Background: A growing body of literature indicates that women, in comparison to men, report significantly more barriers to exercise, often times related to perceived lack of time due to their social roles (e.g. family responsibility, childcare). Therefore, it has been considered that exercise programs that require less time commitments would be more attractive for women to alleviate this concern. Objective: This review was conducted to comprehensively understand the present literature surrounding women and such a time-efficient protocol: high intensity interval training (HIIT). The primary aim was to determine the impact of HIIT on both cardiorespiratory fitness (CRF) and body composition. The secondary aim was to identify what variables, if any, influence the effect of HIIT on changes in CRF and body composition.
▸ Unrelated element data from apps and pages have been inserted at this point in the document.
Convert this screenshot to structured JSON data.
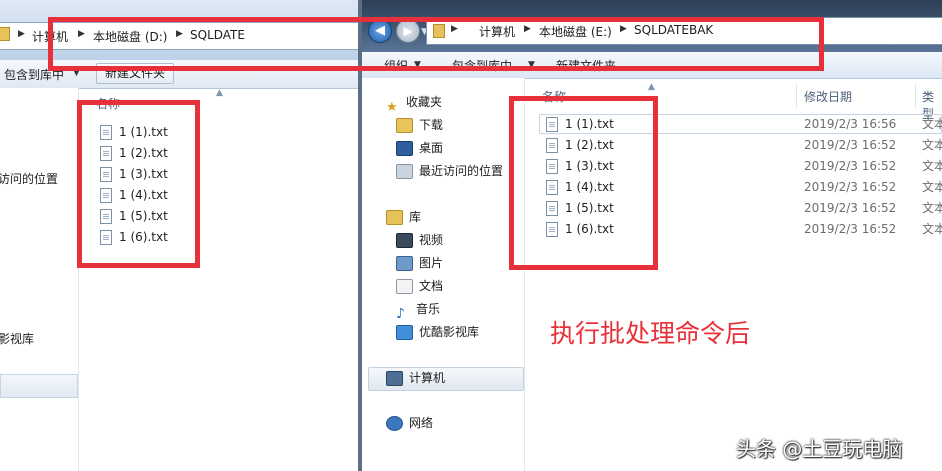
{
  "left_window": {
    "breadcrumbs": [
      "计算机",
      "本地磁盘 (D:)",
      "SQLDATE"
    ],
    "toolbar": {
      "include_label": "包含到库中",
      "new_folder_label": "新建文件夹"
    },
    "column_name": "名称",
    "nav_items": [
      "访问的位置",
      "影视库"
    ],
    "files": [
      "1 (1).txt",
      "1 (2).txt",
      "1 (3).txt",
      "1 (4).txt",
      "1 (5).txt",
      "1 (6).txt"
    ]
  },
  "right_window": {
    "breadcrumbs": [
      "计算机",
      "本地磁盘 (E:)",
      "SQLDATEBAK"
    ],
    "toolbar": {
      "organize_label": "组织",
      "include_label": "包含到库中",
      "new_folder_label": "新建文件夹"
    },
    "columns": {
      "name": "名称",
      "modified": "修改日期",
      "type": "类型"
    },
    "favorites": {
      "title": "收藏夹",
      "items": [
        "下载",
        "桌面",
        "最近访问的位置"
      ]
    },
    "libraries": {
      "title": "库",
      "items": [
        "视频",
        "图片",
        "文档",
        "音乐",
        "优酷影视库"
      ]
    },
    "computer": "计算机",
    "network": "网络",
    "files": [
      {
        "name": "1 (1).txt",
        "modified": "2019/2/3 16:56",
        "type": "文本"
      },
      {
        "name": "1 (2).txt",
        "modified": "2019/2/3 16:52",
        "type": "文本"
      },
      {
        "name": "1 (3).txt",
        "modified": "2019/2/3 16:52",
        "type": "文本"
      },
      {
        "name": "1 (4).txt",
        "modified": "2019/2/3 16:52",
        "type": "文本"
      },
      {
        "name": "1 (5).txt",
        "modified": "2019/2/3 16:52",
        "type": "文本"
      },
      {
        "name": "1 (6).txt",
        "modified": "2019/2/3 16:52",
        "type": "文本"
      }
    ]
  },
  "annotation": "执行批处理命令后",
  "watermark": "头条 @土豆玩电脑",
  "colors": {
    "annotation_red": "#e8303a",
    "highlight_box": "#e8303a"
  }
}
Methods: A database search was conducted in MEDLINE (PubMed), CENTRAL (Cochrane), and ESCO (SPORTdiscus) to obtain all peer-reviewed publications up until November 2020. Studies were included if HIIT protocols were aerobic-based, a minimum of two weeks in duration, participants were between the ages of 18-65 years and free from cardiovascular, metabolic, or renal disease and cancers. Comparisons were made for changes in maximal or peak oxygen consumption (VO2max or VO2peak), fat mass (FM), fat-free mass (FFM), and body fat percentage (BF%). Results: 41 studies were included in this review, involving a total of 628 female subjects who were predominantly younger (582 subjects between ages 18-35 years) and overweight (body mass index ranging from 20.3-35.7 kg-m-2). Exercise intervention duration ranged from 2-15 weeks (7.8±3.7 weeks), utilizing between 2-5 sessions (3.1±0.4 visits) per week. Of the 37 studies with CRF as an outcome measures, 34 reported improvements. 35 studies reported pre- and post-intervention assessments surrounding body composition. 14 determined significant improvements in BF% and 12 studies reported a significant decrease in FM, six showed significant increases in FFM. Conclusion: It is suggested that HIIT can significantly improve CRF in women, irrespective of age, training status, BMI, and training frequency. However, exercise intervention duration, in conjunction with the appropriate intensity of exercise may influence the improvements. HIIT interventions that are shorter in duration (≤7 week) should consider utilizing intensities >100% VO2max (supramaximal) to elicit improvements in CRF. Intensities ranging from 85-95% VO2max are sufficient to augment CRF in interventions exceeding 7 weeks. The effect of HIIT on body composition is less clear. Excess post-exercise oxygen consumption (EPOC) and energy expenditure greatly exceeding 1000 MET-minutes per week may account for reductions in FM. However, there is no guarantee that these reasons alone account for all reductions in FM. There were improvements in FFM across very few studies (n = 6). It is suggested that aerobic-based HIIT be supplemented with resistance training to generate superior improvements in FFM. Furthermore, lack of controlled diet across all studies makes it difficult to determine if caloric intake could account for any changes in body composition. While HIIT may be an effective and time-efficient protocol for women, future research should focus on ecological validity and women’s adherence to such vigorous training, specifically within non-athletic and sedentary subgroups.

Access Setting

Dissertation-Open Access